marketing. I am very hands on and enjoy my relationships with each
department. I believe in collaboration and not dictatorship. It’s
important to surround yourself with people that are experts in their
craft. You must trust your cast and crew. As a director, I am not the only
creator on set. It is like having a paint palette with a variety of
different colors. While I hold the palette, I recognize the importance of
each person’s contribution. The individual colors must come together to
create a whole piece. However, it’s important to be a strong and
decisive leader in order to guide all these different talents into one
final, cohesive film.

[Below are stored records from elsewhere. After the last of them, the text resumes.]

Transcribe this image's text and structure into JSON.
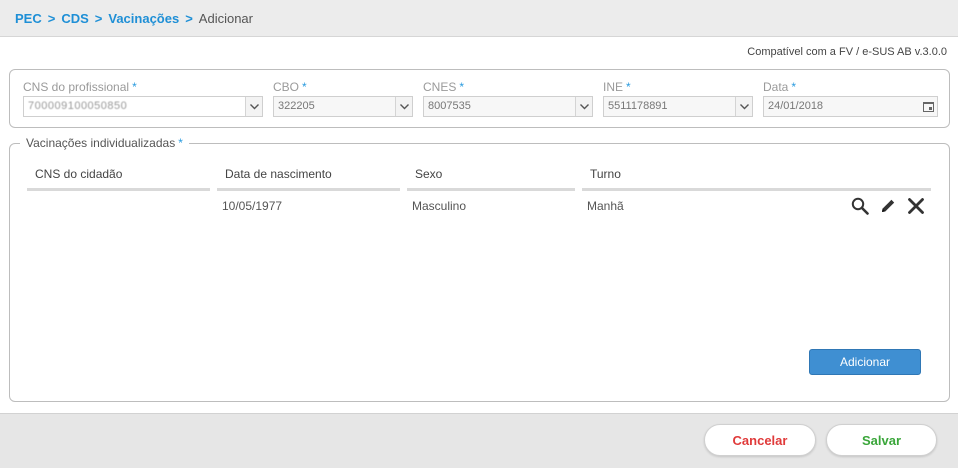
{
  "breadcrumb": {
    "items": [
      "PEC",
      "CDS",
      "Vacinações"
    ],
    "separator": ">",
    "current": "Adicionar"
  },
  "compat_note": "Compatível com a FV / e-SUS AB v.3.0.0",
  "required_marker": "*",
  "header_fields": {
    "cns_profissional": {
      "label": "CNS do profissional",
      "value": "700009100050850"
    },
    "cbo": {
      "label": "CBO",
      "value": "322205"
    },
    "cnes": {
      "label": "CNES",
      "value": "8007535"
    },
    "ine": {
      "label": "INE",
      "value": "5511178891"
    },
    "data": {
      "label": "Data",
      "value": "24/01/2018"
    }
  },
  "vaccinations": {
    "legend": "Vacinações individualizadas",
    "columns": [
      "CNS do cidadão",
      "Data de nascimento",
      "Sexo",
      "Turno"
    ],
    "rows": [
      {
        "cns": "",
        "data_nascimento": "10/05/1977",
        "sexo": "Masculino",
        "turno": "Manhã"
      }
    ],
    "add_button": "Adicionar"
  },
  "footer": {
    "cancel_label": "Cancelar",
    "save_label": "Salvar"
  },
  "icons": {
    "row_view": "search-icon",
    "row_edit": "pencil-icon",
    "row_delete": "close-icon",
    "dropdown": "chevron-down-icon",
    "calendar": "calendar-icon"
  },
  "colors": {
    "accent_blue": "#1e8fd6",
    "required_blue": "#2a9bdf",
    "add_button": "#3f8fd2",
    "cancel_red": "#e03a3a",
    "save_green": "#3aa63a"
  }
}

Filmmakers who inspired you?
David Lean, Jane Campion, Wong Kar-Wai, Krzysztof Kieslowski, Zhang Yimou,
Jean-Pierre Jeunet, Darren Aronofsky.
The English Patient, Doctor
Zhivago, Lawrence of Arabia, In the Mood for Love, Queen
Margot, The Three Colors Trilogy: Blue, White, and Red, Raise the Red
Lantern, Amélie, Atonement, Burnt by the Sun, The
Piano, Chinatown, From
Here to Eternity, Truly, Madly, Deeply.
... and of course, films you really
Horror. I’m a scaredy-cat.
Your/your movie's website, social media,
Got a few sites that people might want to
Gesture and the Word:
currently being re-designed.
the Shadow of the Storm:
- has my current work, including my reel.
Anything else you're dying to mention and
I have merely forgotten to ask?
I was fortunate enough as a
child to grow up overseas in Kuala Lumpur, Malaysia (1984-86) and Moscow,
USSR/Russia (1990-1992) when my father was the US naval attaché at the
American Embassies. These experiences have undoubtably influenced my life
and created a love for travel, for different cultures, and for their art,
music, and film. I feel that this part of my life has influenced my
filmmaking and storytelling, because I’m constantly looking to create
stories that incorporate the world and the different people within it.
Thanks for the